    Anybody out there?

  3. JohnABaptist says

    John,

    I will gleefully concede “comic” and “every man” but I would think that “throw-aways” rarely become the raison-d’etre for a hero’s resistance to his government’s request for assistance. Nor the reason for blowing the hero’s cover with near catastrophic results. Would Harry have tried disarming Dolohov or Bellatrix? I think not, I think he would have done his best to blast them right off of their brooms.

    There was more to Dobby than we thought, and there seems to me to be more to Stan as well.

    And I find it delightful that you don’t see it!

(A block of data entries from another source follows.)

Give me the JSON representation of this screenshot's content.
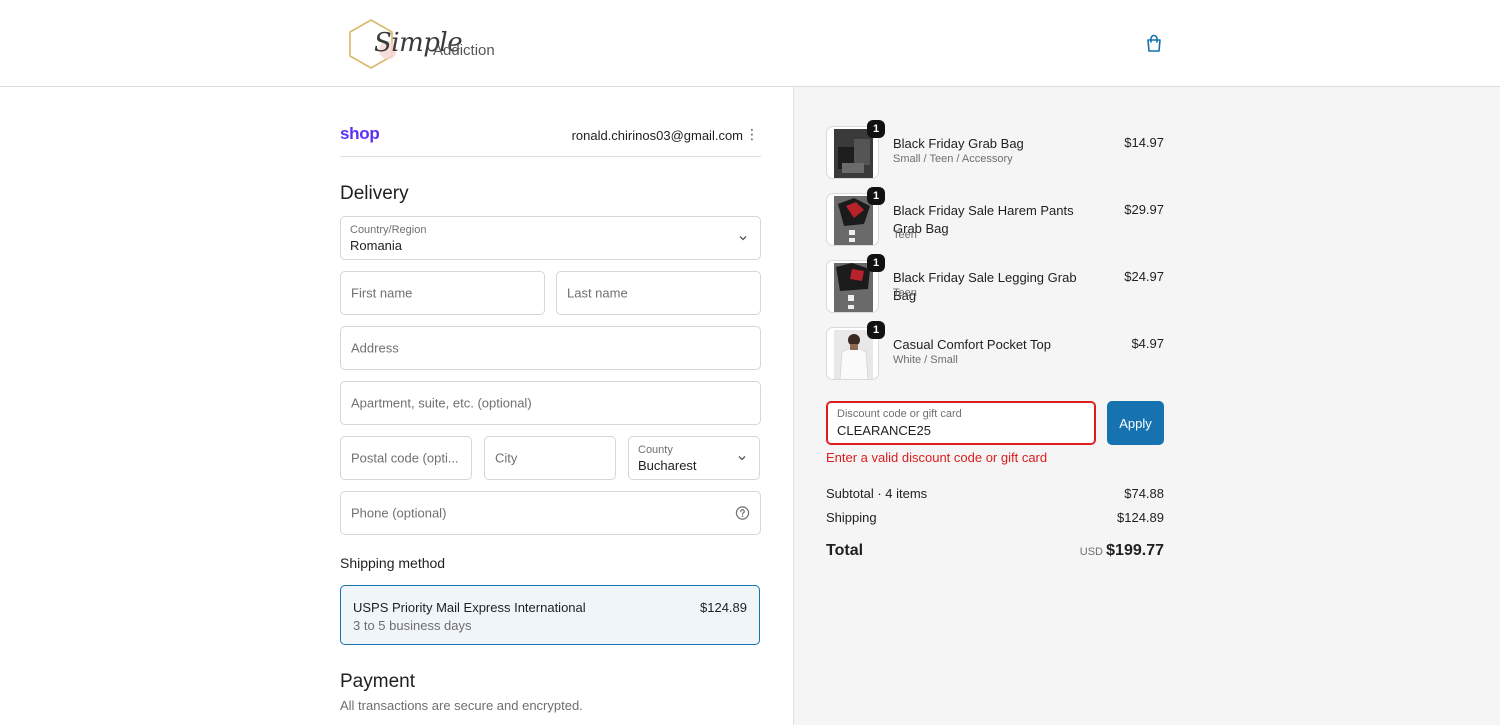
{
  "header": {
    "logo_script": "Simple",
    "logo_sans": "Addiction",
    "cart_icon": "shopping-bag-icon"
  },
  "account": {
    "shop_label": "shop",
    "email": "ronald.chirinos03@gmail.com",
    "menu_icon": "kebab-menu-icon"
  },
  "delivery": {
    "heading": "Delivery",
    "country": {
      "label": "Country/Region",
      "value": "Romania"
    },
    "first_name": {
      "placeholder": "First name"
    },
    "last_name": {
      "placeholder": "Last name"
    },
    "address": {
      "placeholder": "Address"
    },
    "apartment": {
      "placeholder": "Apartment, suite, etc. (optional)"
    },
    "postal": {
      "placeholder": "Postal code (opti..."
    },
    "city": {
      "placeholder": "City"
    },
    "county": {
      "label": "County",
      "value": "Bucharest"
    },
    "phone": {
      "placeholder": "Phone (optional)"
    }
  },
  "shipping": {
    "heading": "Shipping method",
    "option": {
      "name": "USPS Priority Mail Express International",
      "days": "3 to 5 business days",
      "price": "$124.89"
    }
  },
  "payment": {
    "heading": "Payment",
    "subtitle": "All transactions are secure and encrypted."
  },
  "cart": {
    "items": [
      {
        "qty": "1",
        "name": "Black Friday Grab Bag",
        "variant": "Small / Teen / Accessory",
        "price": "$14.97"
      },
      {
        "qty": "1",
        "name": "Black Friday Sale Harem Pants Grab Bag",
        "variant": "Teen",
        "price": "$29.97"
      },
      {
        "qty": "1",
        "name": "Black Friday Sale Legging Grab Bag",
        "variant": "Teen",
        "price": "$24.97"
      },
      {
        "qty": "1",
        "name": "Casual Comfort Pocket Top",
        "variant": "White / Small",
        "price": "$4.97"
      }
    ]
  },
  "discount": {
    "label": "Discount code or gift card",
    "value": "CLEARANCE25",
    "apply_label": "Apply",
    "error": "Enter a valid discount code or gift card"
  },
  "totals": {
    "subtotal_label": "Subtotal · 4 items",
    "subtotal_value": "$74.88",
    "shipping_label": "Shipping",
    "shipping_value": "$124.89",
    "total_label": "Total",
    "currency": "USD",
    "total_value": "$199.77"
  },
  "colors": {
    "accent": "#1773b0",
    "error": "#dd1d1d",
    "shop_purple": "#5a31f4"
  }
}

    To me, that demonstrates the marvelous blank spots that Rowling leaves on her canvas for the viewer’s mind to fill in as it most pleases them, much like Cezanne’s painting technique. Stan’s name is there. We may attach meaning to it, or not, as pleases us. Harry’s actions are there. We may supply the motive of our choosing as to why he took those actions, or not look for motive at all. The story chugs right along in any and every case.

Speak Your Mind

*